What would you say if the president told you that your tax rate was only 1 percent? Or if your local sheriff went around bragging that your neighborhood is patrolled by 100,000 police officers? You might not know exactly what tax rate you pay or precisely how many police officers patrol your street, but you would know for sure that those numbers were pretty farfetched.
Unfortunately, the Indiana Department of Education gets away with claiming a high school graduation rate that isn’t much more believable. The state claims that its rate is 90.1 percent, but this just isn’t a realistic figure. Using publicly available enrollment figures, we estimate that Indiana’s high school graduation rate is 74 percent.
The state can get away with publishing an unrealistic graduation rate because it’s impossible for anyone to check its calculations directly. The state is supposed to track individual students to see who graduates, who moves out of state and who drops out. But because student records are confidential, nobody can check to see whether the state does a good (or even adequate) job of fulfilling this responsibility.
There are plenty of reasons why Indiana, like many other states, would drastically overstate the percentage of high school students that graduate. For one thing, keeping track of individual students just isn’t the kind of job the school system is designed to do well. For another, the system is under a lot of political pressure to inflate its estimate of the percentage of students who graduate.
Tracking individuals as they move from place to place and change their life arrangements is maddeningly difficult even for the people who run the U.S. Census, and that’s pretty much all they do. For a school whose staff is busy with educating students, the job is all the more frustrating.
This problem is compounded by the perverse political incentives under which the system operates. When the state claims that few kids drop out of school, the voters and taxpayers who support the system are happy. On the other hand, every time the state identifies a student as a dropout, that’s one more piece of bad news for the system.
Small wonder, then, that schools seem to go out of their way not to count students as dropouts. If schools don’t have any information on whether a student left the system because he moved or because he dropped out, they have little incentive to find out. It’s much better for them just to eliminate that student from their calculations, or include him under a heading like "unknown." Students who get a GED or say they intend to get a GED are often counted as high school graduates.
In contrast to these murky procedures, we use a simple method to estimate graduation rates based on publicly available enrolment data. We start with the number of students enrolled in ninth grade, making an adjustment to account for the presence of students repeating ninth grade. Then we look at changes in the total high school student population over the following four years and use this information to calculate how many students from our entering ninth grade class should have graduated four years later if none had dropped out.

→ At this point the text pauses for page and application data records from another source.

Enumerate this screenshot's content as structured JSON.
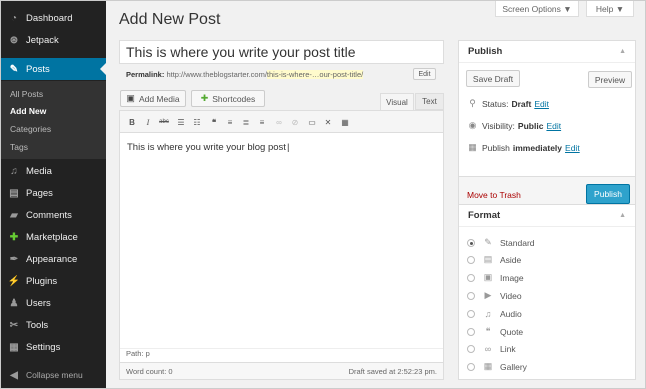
{
  "sidebar": {
    "items": [
      {
        "label": "Dashboard",
        "icon": "dashboard-icon",
        "glyph": "◔"
      },
      {
        "label": "Jetpack",
        "icon": "jetpack-icon",
        "glyph": "⊛"
      },
      {
        "label": "Posts",
        "icon": "pin-icon",
        "glyph": "✎"
      },
      {
        "label": "Media",
        "icon": "media-icon",
        "glyph": "♫"
      },
      {
        "label": "Pages",
        "icon": "pages-icon",
        "glyph": "▤"
      },
      {
        "label": "Comments",
        "icon": "comments-icon",
        "glyph": "▰"
      },
      {
        "label": "Marketplace",
        "icon": "marketplace-icon",
        "glyph": "✚"
      },
      {
        "label": "Appearance",
        "icon": "appearance-icon",
        "glyph": "✒"
      },
      {
        "label": "Plugins",
        "icon": "plugins-icon",
        "glyph": "⚡"
      },
      {
        "label": "Users",
        "icon": "users-icon",
        "glyph": "♟"
      },
      {
        "label": "Tools",
        "icon": "tools-icon",
        "glyph": "✂"
      },
      {
        "label": "Settings",
        "icon": "settings-icon",
        "glyph": "▦"
      }
    ],
    "submenu": [
      "All Posts",
      "Add New",
      "Categories",
      "Tags"
    ],
    "collapse": "Collapse menu"
  },
  "header": {
    "title": "Add New Post",
    "screen_options": "Screen Options ▼",
    "help": "Help ▼"
  },
  "post": {
    "title": "This is where you write your post title",
    "permalink_label": "Permalink:",
    "permalink_base": "http://www.theblogstarter.com/",
    "permalink_slug": "this-is-where-…our-post-title/",
    "edit_label": "Edit"
  },
  "media": {
    "add_media": "Add Media",
    "shortcodes": "Shortcodes"
  },
  "editor": {
    "tab_visual": "Visual",
    "tab_text": "Text",
    "content": "This is where you write your blog post",
    "path": "Path: p",
    "word_count": "Word count: 0",
    "draft_saved": "Draft saved at 2:52:23 pm."
  },
  "publish": {
    "heading": "Publish",
    "save_draft": "Save Draft",
    "preview": "Preview",
    "status_label": "Status:",
    "status_value": "Draft",
    "visibility_label": "Visibility:",
    "visibility_value": "Public",
    "publish_label": "Publish",
    "publish_value": "immediately",
    "edit": "Edit",
    "trash": "Move to Trash",
    "publish_button": "Publish"
  },
  "format": {
    "heading": "Format",
    "options": [
      {
        "label": "Standard",
        "icon": "pin-icon",
        "glyph": "✎",
        "selected": true
      },
      {
        "label": "Aside",
        "icon": "aside-icon",
        "glyph": "▤",
        "selected": false
      },
      {
        "label": "Image",
        "icon": "image-icon",
        "glyph": "▣",
        "selected": false
      },
      {
        "label": "Video",
        "icon": "video-icon",
        "glyph": "▶",
        "selected": false
      },
      {
        "label": "Audio",
        "icon": "audio-icon",
        "glyph": "♫",
        "selected": false
      },
      {
        "label": "Quote",
        "icon": "quote-icon",
        "glyph": "❝",
        "selected": false
      },
      {
        "label": "Link",
        "icon": "link-icon",
        "glyph": "∞",
        "selected": false
      },
      {
        "label": "Gallery",
        "icon": "gallery-icon",
        "glyph": "▦",
        "selected": false
      }
    ]
  },
  "colors": {
    "sidebar_bg": "#222222",
    "active": "#0074a2",
    "publish_button": "#2ea2cc",
    "trash": "#aa0000"
  }
}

By comparing this figure to the actual number of high school diplomas handed out in that year, we produce a reliable estimate of the graduation rate. While Indiana’s official graduation rate of 90.1 percent is based on an unreliable method that outside observers can’t double-check, our estimated graduation rate of 74 percent is a simple calculation based on figures that anyone with a computer can access.
Inflated graduation rates are a nationwide problem. Many states publish an official graduation rate that’s nowhere near the figures our method produces. Even the National Center for Education Statistics, a generally reliable source of education data run by the U.S. Department of Education, claims that the national graduation rate is 86.5 percent. In a new study sponsored by the Bill & Melinda Gates Foundation, we estimate it at only 70 percent.
Indiana’s education officials should wake up and count the dropouts. How can voters make informed decisions about education policy if Indiana makes claims that are so far out of touch with reality?